═════ INPUT MATERIAL ═════
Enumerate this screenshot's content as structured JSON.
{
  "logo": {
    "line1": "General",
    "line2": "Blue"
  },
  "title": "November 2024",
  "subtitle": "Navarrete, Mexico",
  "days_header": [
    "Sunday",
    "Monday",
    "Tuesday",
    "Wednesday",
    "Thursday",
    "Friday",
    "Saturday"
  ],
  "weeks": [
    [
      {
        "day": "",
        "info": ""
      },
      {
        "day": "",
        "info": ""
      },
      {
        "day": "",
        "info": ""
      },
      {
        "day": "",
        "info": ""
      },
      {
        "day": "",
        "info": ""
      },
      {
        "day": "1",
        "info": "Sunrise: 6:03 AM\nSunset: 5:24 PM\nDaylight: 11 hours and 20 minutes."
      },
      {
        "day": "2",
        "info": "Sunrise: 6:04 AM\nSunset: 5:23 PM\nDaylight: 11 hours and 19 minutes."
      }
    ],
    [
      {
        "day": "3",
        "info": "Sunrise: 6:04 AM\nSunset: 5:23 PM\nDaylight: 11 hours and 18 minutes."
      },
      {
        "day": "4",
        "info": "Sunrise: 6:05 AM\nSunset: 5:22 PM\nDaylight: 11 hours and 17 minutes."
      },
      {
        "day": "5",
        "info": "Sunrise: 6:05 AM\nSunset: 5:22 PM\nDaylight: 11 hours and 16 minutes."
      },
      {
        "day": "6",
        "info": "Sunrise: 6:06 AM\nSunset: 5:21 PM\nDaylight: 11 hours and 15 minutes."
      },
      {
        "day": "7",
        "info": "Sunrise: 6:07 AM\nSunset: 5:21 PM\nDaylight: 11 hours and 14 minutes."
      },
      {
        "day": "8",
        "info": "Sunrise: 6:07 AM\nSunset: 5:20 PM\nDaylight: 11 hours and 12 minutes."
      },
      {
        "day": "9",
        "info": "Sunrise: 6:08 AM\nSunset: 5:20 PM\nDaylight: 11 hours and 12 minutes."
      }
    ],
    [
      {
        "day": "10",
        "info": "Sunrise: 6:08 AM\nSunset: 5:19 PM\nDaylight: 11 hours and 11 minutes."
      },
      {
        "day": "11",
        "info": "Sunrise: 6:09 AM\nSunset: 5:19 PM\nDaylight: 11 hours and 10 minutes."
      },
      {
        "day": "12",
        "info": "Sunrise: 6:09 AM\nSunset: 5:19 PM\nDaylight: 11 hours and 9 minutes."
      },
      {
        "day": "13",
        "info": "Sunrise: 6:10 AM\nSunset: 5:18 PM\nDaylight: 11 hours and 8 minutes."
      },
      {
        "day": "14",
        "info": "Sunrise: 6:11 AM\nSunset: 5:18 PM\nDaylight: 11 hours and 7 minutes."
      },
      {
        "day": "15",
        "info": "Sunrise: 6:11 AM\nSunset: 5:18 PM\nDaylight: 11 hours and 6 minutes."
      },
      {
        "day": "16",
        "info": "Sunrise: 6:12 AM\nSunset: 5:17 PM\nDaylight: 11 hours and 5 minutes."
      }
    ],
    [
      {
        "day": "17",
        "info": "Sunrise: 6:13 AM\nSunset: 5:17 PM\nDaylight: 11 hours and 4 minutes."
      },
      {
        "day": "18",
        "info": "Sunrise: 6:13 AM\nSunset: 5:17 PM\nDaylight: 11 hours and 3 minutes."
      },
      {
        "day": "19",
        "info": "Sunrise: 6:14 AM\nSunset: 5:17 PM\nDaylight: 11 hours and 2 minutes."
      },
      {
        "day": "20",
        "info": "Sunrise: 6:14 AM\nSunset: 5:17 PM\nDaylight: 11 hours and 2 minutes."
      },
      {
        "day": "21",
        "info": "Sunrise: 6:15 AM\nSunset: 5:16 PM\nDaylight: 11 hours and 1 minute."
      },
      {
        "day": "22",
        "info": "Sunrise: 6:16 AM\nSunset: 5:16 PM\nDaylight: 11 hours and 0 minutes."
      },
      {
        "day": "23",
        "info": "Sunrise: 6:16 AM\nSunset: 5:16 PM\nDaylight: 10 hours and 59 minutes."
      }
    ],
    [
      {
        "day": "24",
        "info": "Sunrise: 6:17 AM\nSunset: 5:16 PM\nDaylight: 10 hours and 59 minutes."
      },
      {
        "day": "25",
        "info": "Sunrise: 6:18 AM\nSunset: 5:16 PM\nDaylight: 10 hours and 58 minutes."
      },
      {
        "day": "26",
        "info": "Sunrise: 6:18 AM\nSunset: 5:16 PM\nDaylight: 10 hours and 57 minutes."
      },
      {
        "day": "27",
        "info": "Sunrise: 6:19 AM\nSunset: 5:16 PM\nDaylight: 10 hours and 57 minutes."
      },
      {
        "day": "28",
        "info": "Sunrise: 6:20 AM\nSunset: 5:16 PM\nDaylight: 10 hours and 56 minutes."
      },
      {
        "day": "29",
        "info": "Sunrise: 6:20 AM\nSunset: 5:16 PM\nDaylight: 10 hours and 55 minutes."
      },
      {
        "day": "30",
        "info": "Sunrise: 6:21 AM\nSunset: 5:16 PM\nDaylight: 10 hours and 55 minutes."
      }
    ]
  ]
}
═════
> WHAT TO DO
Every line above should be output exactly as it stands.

> ANSWER TO THE PROBLEM
Enumerate this screenshot's content as structured JSON.
{
  "logo": {
    "line1": "General",
    "line2": "Blue"
  },
  "title": "November 2024",
  "subtitle": "Navarrete, Mexico",
  "days_header": [
    "Sunday",
    "Monday",
    "Tuesday",
    "Wednesday",
    "Thursday",
    "Friday",
    "Saturday"
  ],
  "weeks": [
    [
      {
        "day": "",
        "info": ""
      },
      {
        "day": "",
        "info": ""
      },
      {
        "day": "",
        "info": ""
      },
      {
        "day": "",
        "info": ""
      },
      {
        "day": "",
        "info": ""
      },
      {
        "day": "1",
        "info": "Sunrise: 6:03 AM\nSunset: 5:24 PM\nDaylight: 11 hours and 20 minutes."
      },
      {
        "day": "2",
        "info": "Sunrise: 6:04 AM\nSunset: 5:23 PM\nDaylight: 11 hours and 19 minutes."
      }
    ],
    [
      {
        "day": "3",
        "info": "Sunrise: 6:04 AM\nSunset: 5:23 PM\nDaylight: 11 hours and 18 minutes."
      },
      {
        "day": "4",
        "info": "Sunrise: 6:05 AM\nSunset: 5:22 PM\nDaylight: 11 hours and 17 minutes."
      },
      {
        "day": "5",
        "info": "Sunrise: 6:05 AM\nSunset: 5:22 PM\nDaylight: 11 hours and 16 minutes."
      },
      {
        "day": "6",
        "info": "Sunrise: 6:06 AM\nSunset: 5:21 PM\nDaylight: 11 hours and 15 minutes."
      },
      {
        "day": "7",
        "info": "Sunrise: 6:07 AM\nSunset: 5:21 PM\nDaylight: 11 hours and 14 minutes."
      },
      {
        "day": "8",
        "info": "Sunrise: 6:07 AM\nSunset: 5:20 PM\nDaylight: 11 hours and 12 minutes."
      },
      {
        "day": "9",
        "info": "Sunrise: 6:08 AM\nSunset: 5:20 PM\nDaylight: 11 hours and 12 minutes."
      }
    ],
    [
      {
        "day": "10",
        "info": "Sunrise: 6:08 AM\nSunset: 5:19 PM\nDaylight: 11 hours and 11 minutes."
      },
      {
        "day": "11",
        "info": "Sunrise: 6:09 AM\nSunset: 5:19 PM\nDaylight: 11 hours and 10 minutes."
      },
      {
        "day": "12",
        "info": "Sunrise: 6:09 AM\nSunset: 5:19 PM\nDaylight: 11 hours and 9 minutes."
      },
      {
        "day": "13",
        "info": "Sunrise: 6:10 AM\nSunset: 5:18 PM\nDaylight: 11 hours and 8 minutes."
      },
      {
        "day": "14",
        "info": "Sunrise: 6:11 AM\nSunset: 5:18 PM\nDaylight: 11 hours and 7 minutes."
      },
      {
        "day": "15",
        "info": "Sunrise: 6:11 AM\nSunset: 5:18 PM\nDaylight: 11 hours and 6 minutes."
      },
      {
        "day": "16",
        "info": "Sunrise: 6:12 AM\nSunset: 5:17 PM\nDaylight: 11 hours and 5 minutes."
      }
    ],
    [
      {
        "day": "17",
        "info": "Sunrise: 6:13 AM\nSunset: 5:17 PM\nDaylight: 11 hours and 4 minutes."
      },
      {
        "day": "18",
        "info": "Sunrise: 6:13 AM\nSunset: 5:17 PM\nDaylight: 11 hours and 3 minutes."
      },
      {
        "day": "19",
        "info": "Sunrise: 6:14 AM\nSunset: 5:17 PM\nDaylight: 11 hours and 2 minutes."
      },
      {
        "day": "20",
        "info": "Sunrise: 6:14 AM\nSunset: 5:17 PM\nDaylight: 11 hours and 2 minutes."
      },
      {
        "day": "21",
        "info": "Sunrise: 6:15 AM\nSunset: 5:16 PM\nDaylight: 11 hours and 1 minute."
      },
      {
        "day": "22",
        "info": "Sunrise: 6:16 AM\nSunset: 5:16 PM\nDaylight: 11 hours and 0 minutes."
      },
      {
        "day": "23",
        "info": "Sunrise: 6:16 AM\nSunset: 5:16 PM\nDaylight: 10 hours and 59 minutes."
      }
    ],
    [
      {
        "day": "24",
        "info": "Sunrise: 6:17 AM\nSunset: 5:16 PM\nDaylight: 10 hours and 59 minutes."
      },
      {
        "day": "25",
        "info": "Sunrise: 6:18 AM\nSunset: 5:16 PM\nDaylight: 10 hours and 58 minutes."
      },
      {
        "day": "26",
        "info": "Sunrise: 6:18 AM\nSunset: 5:16 PM\nDaylight: 10 hours and 57 minutes."
      },
      {
        "day": "27",
        "info": "Sunrise: 6:19 AM\nSunset: 5:16 PM\nDaylight: 10 hours and 57 minutes."
      },
      {
        "day": "28",
        "info": "Sunrise: 6:20 AM\nSunset: 5:16 PM\nDaylight: 10 hours and 56 minutes."
      },
      {
        "day": "29",
        "info": "Sunrise: 6:20 AM\nSunset: 5:16 PM\nDaylight: 10 hours and 55 minutes."
      },
      {
        "day": "30",
        "info": "Sunrise: 6:21 AM\nSunset: 5:16 PM\nDaylight: 10 hours and 55 minutes."
      }
    ]
  ]
}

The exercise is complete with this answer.